How Big Practices Are
Can an optometric practice really make
a million dollars?
was giving a lecture in Chicago recently when a young O.D. in the front row gave
me a quizzical look and asked with perfect sincerity, "How can any optometrist
can possibly gross $1 million a year?" Good question, but I was a little
of things go into building a million-dollar practice that cannot be easily
addressed with a short answer, or in a one-page column for that matter. But
there is a simplistic response. "All" you have to do to gross $1 million is see
14 exams a day and generate an average of $300 in revenue per patient, five days
a week, 48 weeks per year: 14 x 5 x 48 x $300 = $1,008,000.
Of course, I know from
experience my readers are disappointed when I give a numbers-based response like
that. You generally like more tangible advice such as, "Buy a certain retinal
camera; Send thank you notes for referrals and offer one-day service on
Comparing the million-dollar practice
Exams per hour
Revenue per O.D. hour
Median exam fee
Avg. revenue per exam
Source: Hayes Practice
Index and CIBA Essilor MBA Program
Big practices are different
No doubt, certain equipment and
management activities are vitally important elements of building a large
practice. But I do think the numbers can teach us something if we compare the
performance of so-called average practices with million-dollar practices in four
key areas: exams per hour; revenue per O.D. hour; median exam fee and average
revenue per exam. (See chart below.)
It's pretty clear that
million dollar practices, as we expect, are busier. But something we possibly
didn't expect: they charge more. So what can you take away from this if you are
grossing $500,000, but would rather be doing a million?
First, if you want to
see nearly two exams per hour, you can't do it all yourself. You have to
delegate most steps of the patient care experience. Yet, in their heart of
hearts, many practice owners are simply not comfortable with that. They enjoy
doing every test themselves or don't trust their staff to provide an acceptable
level of care. However, as the numbers clearly tell us, a practice that depends
on the doctor to personally perform every test will be hard pressed to grow much
past $500,000 in revenue.
Second, you must have the courage to charge fees
that support the level of gross you want. The fear, of course, is that if you
charge too much, your private-pay patients will seek a less expensive provider.
If you plan to compete on price, that's probably true. But for those who choose
to compete on quality and service, our chart should reinforce your decision. It
shows million-dollar practices tend to charge more per exam and generate more
total revenue per patient than small practices. The simple reality is that
higher fees don't keep patients away from those practices.
Are your obstacles mental?
It's my experience that obstacles
to practice growth are usually internal limitations that won't be alleviated by
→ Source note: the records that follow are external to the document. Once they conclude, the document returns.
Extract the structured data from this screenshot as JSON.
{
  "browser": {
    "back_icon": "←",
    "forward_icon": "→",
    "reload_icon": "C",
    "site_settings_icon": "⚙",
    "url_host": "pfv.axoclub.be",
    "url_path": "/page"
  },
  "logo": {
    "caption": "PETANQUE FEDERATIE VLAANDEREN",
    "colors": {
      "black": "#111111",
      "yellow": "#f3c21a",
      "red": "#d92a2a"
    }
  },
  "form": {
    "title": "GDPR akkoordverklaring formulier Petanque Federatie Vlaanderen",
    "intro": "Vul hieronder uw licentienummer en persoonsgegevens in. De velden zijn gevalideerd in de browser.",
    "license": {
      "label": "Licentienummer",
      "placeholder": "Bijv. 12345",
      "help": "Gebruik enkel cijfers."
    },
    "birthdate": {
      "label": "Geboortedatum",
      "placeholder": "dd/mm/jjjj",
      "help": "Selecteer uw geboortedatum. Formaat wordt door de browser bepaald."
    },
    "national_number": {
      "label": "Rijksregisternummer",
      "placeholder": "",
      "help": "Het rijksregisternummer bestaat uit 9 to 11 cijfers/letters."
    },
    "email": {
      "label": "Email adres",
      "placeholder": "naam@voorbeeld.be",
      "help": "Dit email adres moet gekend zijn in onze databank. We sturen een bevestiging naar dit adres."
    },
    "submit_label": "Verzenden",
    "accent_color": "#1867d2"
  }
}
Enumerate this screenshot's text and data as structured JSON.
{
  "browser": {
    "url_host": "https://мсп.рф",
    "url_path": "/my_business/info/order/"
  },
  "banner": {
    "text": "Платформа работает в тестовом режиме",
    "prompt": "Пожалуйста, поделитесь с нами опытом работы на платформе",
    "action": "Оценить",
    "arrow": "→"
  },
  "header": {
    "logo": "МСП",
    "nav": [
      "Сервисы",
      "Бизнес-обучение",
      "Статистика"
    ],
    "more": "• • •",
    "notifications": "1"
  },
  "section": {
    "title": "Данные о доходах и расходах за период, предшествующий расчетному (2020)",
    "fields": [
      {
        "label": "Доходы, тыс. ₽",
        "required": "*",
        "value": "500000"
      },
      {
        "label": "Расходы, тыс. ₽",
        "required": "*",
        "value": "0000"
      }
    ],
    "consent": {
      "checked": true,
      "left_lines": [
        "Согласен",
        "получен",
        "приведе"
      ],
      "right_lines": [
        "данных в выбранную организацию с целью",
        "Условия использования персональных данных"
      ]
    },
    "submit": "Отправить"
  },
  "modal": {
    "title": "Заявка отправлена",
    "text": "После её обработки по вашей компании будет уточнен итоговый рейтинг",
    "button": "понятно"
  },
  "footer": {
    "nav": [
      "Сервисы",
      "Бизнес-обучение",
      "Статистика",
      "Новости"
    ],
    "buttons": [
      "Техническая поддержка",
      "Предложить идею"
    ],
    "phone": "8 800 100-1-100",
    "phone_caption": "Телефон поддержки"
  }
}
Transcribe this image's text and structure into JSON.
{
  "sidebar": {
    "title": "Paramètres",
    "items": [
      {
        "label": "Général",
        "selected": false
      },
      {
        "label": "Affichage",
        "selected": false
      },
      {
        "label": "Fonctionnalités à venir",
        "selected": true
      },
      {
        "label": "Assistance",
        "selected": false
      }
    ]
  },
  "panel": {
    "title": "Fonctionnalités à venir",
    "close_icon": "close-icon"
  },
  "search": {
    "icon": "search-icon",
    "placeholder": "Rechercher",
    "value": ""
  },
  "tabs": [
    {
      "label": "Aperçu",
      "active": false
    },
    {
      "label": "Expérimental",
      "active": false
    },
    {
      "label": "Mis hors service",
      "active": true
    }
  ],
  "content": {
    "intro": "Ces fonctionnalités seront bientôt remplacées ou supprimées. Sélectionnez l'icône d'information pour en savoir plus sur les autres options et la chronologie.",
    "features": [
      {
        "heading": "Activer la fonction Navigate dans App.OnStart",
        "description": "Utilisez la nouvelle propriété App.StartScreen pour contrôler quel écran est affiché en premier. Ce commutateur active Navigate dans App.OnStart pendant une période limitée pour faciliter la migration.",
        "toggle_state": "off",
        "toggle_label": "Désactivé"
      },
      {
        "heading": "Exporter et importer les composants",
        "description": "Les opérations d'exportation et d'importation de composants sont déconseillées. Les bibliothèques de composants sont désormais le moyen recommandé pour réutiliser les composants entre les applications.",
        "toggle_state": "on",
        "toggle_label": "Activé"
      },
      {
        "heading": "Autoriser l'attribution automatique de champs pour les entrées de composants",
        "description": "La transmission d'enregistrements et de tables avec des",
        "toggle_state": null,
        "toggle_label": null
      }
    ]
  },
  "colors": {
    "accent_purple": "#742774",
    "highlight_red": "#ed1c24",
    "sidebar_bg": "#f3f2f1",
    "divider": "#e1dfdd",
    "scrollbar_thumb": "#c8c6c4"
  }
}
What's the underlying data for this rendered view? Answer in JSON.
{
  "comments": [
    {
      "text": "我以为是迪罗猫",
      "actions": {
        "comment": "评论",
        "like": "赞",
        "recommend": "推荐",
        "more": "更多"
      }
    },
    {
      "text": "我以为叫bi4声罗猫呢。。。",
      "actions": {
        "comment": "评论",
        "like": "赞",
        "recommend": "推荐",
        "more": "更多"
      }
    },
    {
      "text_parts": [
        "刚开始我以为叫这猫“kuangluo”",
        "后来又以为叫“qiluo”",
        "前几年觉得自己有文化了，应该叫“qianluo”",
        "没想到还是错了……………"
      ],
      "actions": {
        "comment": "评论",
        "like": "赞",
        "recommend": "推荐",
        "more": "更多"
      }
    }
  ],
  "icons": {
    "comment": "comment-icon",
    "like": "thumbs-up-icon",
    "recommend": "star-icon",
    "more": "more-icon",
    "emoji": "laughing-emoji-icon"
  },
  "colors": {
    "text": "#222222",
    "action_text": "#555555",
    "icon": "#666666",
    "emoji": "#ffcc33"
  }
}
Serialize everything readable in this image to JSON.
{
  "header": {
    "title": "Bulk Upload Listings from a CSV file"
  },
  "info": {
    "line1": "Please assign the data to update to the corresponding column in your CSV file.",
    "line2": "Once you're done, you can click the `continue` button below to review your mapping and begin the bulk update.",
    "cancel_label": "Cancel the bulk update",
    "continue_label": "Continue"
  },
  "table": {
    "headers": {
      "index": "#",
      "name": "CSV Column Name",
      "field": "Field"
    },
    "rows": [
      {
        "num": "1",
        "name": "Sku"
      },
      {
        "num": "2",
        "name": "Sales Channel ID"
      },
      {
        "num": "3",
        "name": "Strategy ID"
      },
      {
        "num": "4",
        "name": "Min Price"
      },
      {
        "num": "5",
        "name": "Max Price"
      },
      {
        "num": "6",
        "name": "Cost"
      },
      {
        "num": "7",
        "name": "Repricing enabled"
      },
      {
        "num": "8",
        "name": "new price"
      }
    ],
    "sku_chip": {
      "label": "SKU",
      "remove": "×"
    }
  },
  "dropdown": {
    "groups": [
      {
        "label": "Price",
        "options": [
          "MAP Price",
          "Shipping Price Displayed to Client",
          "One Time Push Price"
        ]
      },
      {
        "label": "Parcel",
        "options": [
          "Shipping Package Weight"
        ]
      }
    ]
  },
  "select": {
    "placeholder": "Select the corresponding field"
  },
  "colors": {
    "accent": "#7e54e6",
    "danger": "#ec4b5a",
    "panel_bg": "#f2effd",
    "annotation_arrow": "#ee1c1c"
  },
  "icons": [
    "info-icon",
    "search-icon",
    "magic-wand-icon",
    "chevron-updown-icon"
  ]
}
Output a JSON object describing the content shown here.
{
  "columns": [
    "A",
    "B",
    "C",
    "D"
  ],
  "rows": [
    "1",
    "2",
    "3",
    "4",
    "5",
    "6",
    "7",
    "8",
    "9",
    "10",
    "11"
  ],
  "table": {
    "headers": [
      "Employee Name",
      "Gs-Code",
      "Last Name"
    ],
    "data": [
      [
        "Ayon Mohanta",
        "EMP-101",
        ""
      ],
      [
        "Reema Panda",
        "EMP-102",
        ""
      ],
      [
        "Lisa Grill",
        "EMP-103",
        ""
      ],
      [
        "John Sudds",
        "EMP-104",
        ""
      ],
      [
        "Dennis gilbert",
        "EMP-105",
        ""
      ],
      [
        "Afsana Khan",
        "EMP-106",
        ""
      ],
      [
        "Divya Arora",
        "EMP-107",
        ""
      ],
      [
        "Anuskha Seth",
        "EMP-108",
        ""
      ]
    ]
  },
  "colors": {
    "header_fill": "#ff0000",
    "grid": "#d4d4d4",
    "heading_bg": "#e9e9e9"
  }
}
new equipment or the right recall system. Before you count on any of those
tangible things to help you grow, you need to adopt two important mental traits
of high volume optometrists: a willingness to delegate more and the courage to
charge what your time is really worth.
A REGULAR CONTRIBUTOR
TO OM, DR HAYES IS THE FOUNDER OF THE HAYES CENTER
FOR PRACTICE EXCELLENCE AT SOUTHERN COLLEGE OF
OPTOMETRY IN MEMPHIS. SEND QUESTIONS OR COMMENTS
Optometric Management, Issue: March 2006